Joe sez, "South Korea is arguably one of the world's most internet-connected countries.
Regrettably, the corrupt dinosaurs in the Korean National Assembly have just passed a bill in-committee to use a "three strikes" law against ISP connections there. The law awaits approval by the legislature. New Zealand recently defeated
similarly-worded ISP laws.
A brief prediction from someone who lives in Korea. Korea is like a high-tech ocean miles-wide and one-inch deep. Once the implications are understood, look for this law to collapse under its own bureaucratic deadweight, or to otherwise morph into the usual scofflaw behavior.
Consider the following:"
1. Currently, under Korea's copyright law, there are broad classroom exemptions for educational use of material, without compensation to rightsholders. (Chapter 2, Section 4, Subsection 2, Article 25 ) Look for universities and other public schools to become hotbeds of exemption challenges.
Three Strikes, Movie Copyright and The Mad Cow Coming Home to Roost
2. PC Bangs (internet cafes) might try to put each other out of business using the new laws. This could result in some cafes using advanced black-box anonymizing services to protect themselves and their customers (not necessarily a bad thing).
3. Korean "netizens" might otherwise protest the new system by seeding government BBS and official websites with infringing links and material, and then use the reporting process to overwhelm the system.
4. This proposed law will push internet services into greater black-market criminal activity. Pirated software can be found everywhere, including software commonly-used by government employees. 99% of Korean software is Windows-based.
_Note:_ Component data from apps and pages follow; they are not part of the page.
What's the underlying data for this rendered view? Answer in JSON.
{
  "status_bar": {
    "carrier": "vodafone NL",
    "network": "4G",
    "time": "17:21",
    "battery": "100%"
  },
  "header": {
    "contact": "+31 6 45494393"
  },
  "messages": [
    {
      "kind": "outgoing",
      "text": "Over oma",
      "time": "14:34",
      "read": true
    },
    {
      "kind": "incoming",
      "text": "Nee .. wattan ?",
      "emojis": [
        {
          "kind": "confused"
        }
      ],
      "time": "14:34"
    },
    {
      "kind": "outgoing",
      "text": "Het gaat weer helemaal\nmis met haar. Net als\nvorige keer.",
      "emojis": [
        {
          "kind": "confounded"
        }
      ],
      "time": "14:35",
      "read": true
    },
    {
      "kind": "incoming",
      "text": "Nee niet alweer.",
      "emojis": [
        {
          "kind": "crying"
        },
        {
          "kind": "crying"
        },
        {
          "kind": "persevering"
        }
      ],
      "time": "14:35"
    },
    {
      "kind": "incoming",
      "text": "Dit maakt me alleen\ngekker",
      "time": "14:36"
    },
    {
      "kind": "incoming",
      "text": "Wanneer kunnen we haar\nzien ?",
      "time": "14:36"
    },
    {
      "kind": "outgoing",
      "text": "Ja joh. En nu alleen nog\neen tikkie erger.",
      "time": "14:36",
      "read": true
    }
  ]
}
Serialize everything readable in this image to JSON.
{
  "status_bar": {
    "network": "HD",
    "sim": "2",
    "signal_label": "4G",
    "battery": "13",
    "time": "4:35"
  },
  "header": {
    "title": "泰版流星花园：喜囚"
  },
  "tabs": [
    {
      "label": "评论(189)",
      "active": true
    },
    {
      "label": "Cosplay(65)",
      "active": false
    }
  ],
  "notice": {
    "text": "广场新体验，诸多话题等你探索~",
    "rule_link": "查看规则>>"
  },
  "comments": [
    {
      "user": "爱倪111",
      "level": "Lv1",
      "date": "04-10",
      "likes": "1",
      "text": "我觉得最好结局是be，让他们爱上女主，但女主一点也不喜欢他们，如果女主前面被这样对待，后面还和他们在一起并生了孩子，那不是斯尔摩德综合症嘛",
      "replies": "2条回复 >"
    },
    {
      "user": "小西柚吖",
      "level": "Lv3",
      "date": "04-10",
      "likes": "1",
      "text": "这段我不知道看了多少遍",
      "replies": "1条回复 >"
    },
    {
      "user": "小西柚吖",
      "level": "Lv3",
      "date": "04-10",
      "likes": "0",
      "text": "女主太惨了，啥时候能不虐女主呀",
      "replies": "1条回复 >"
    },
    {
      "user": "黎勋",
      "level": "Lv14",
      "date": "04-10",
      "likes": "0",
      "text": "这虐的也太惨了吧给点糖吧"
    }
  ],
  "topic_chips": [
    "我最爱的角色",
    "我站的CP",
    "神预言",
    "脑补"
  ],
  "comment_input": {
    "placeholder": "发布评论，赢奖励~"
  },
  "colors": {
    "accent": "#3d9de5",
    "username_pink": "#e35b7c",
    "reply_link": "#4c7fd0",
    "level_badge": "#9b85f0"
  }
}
Korea uses active-X controls for practically everything, meaning the entire country is already prone to security problems.
5. Additionally, the use of the internet for organizing civil protest in Korea has been highly effective: the recent Mad-cow Disease protests (while factually incorrect) reached hysterical proportions, delaying implementation of the US-Korea Free-Trade Agreement. Korea still has national security laws against criticizing the government. Online K-blogger Minerva was arrested because he brought to light the Korean government's economic manipulations.
With an unstable currency and an undercurrent of restlessness among its populace, the government has been greatly embarrassed. Look for this law to be the perfect tool for Korea to once-again shoot itself in the foot.
Apple has rejected Spotify’s latest app for inclusion in the Ios App Store, citing its rules against app vendors processing their own payments; Apple requires software vendors to pay to use Apple’s own payment processor — which collects hefty commissions — in their apps.
Kelly O’Dwyer is a politician from the Australian Liberal Party who sent Twitter DMCA notices that shut down an account that compared her to Sophie Mirabella, another Liberal politician who lost her seat in a landslide in the last election.
The European Union is in the final stage of deciding on net neutrality, and as it stands their proposal contains major loopholes that threaten the open Internet in Europe and around the world. BEREC, the EU regulator, is holding a final public comment period that will end on July 18.
If you’ve got a coding career on your mind, few programming disciplines will take you farther than a commanding knowledge of the Python language, which is not to be mistaken for parseltongue. Its versatility and ease of use make it a go-to for any coding project…so master Python now with this all-inclusive all-level python programming course […]
The realm of web development is constantly evolving. New platforms, languages, and processes materialize all the time, so staying on top of all that innovation is a tall order.Whether you’re brushing up on new tricks, starting from scratch, or just looking to make your own website a little jazzier, Rob Percival’s new Complete Web Developer Course 2.0 (now […]
Folks used to rely on alarms to protect their home – and before that, the family dog. Now, anyone looking to guard their homes can choose from some high-tech options, including the Amaryllo iCamPRO FHD Home Security Camera (now just $219 in the Boing Boing Store).In fact, this 2015 CES “Best of Innovation” award-winner boasts so many features, it’s […]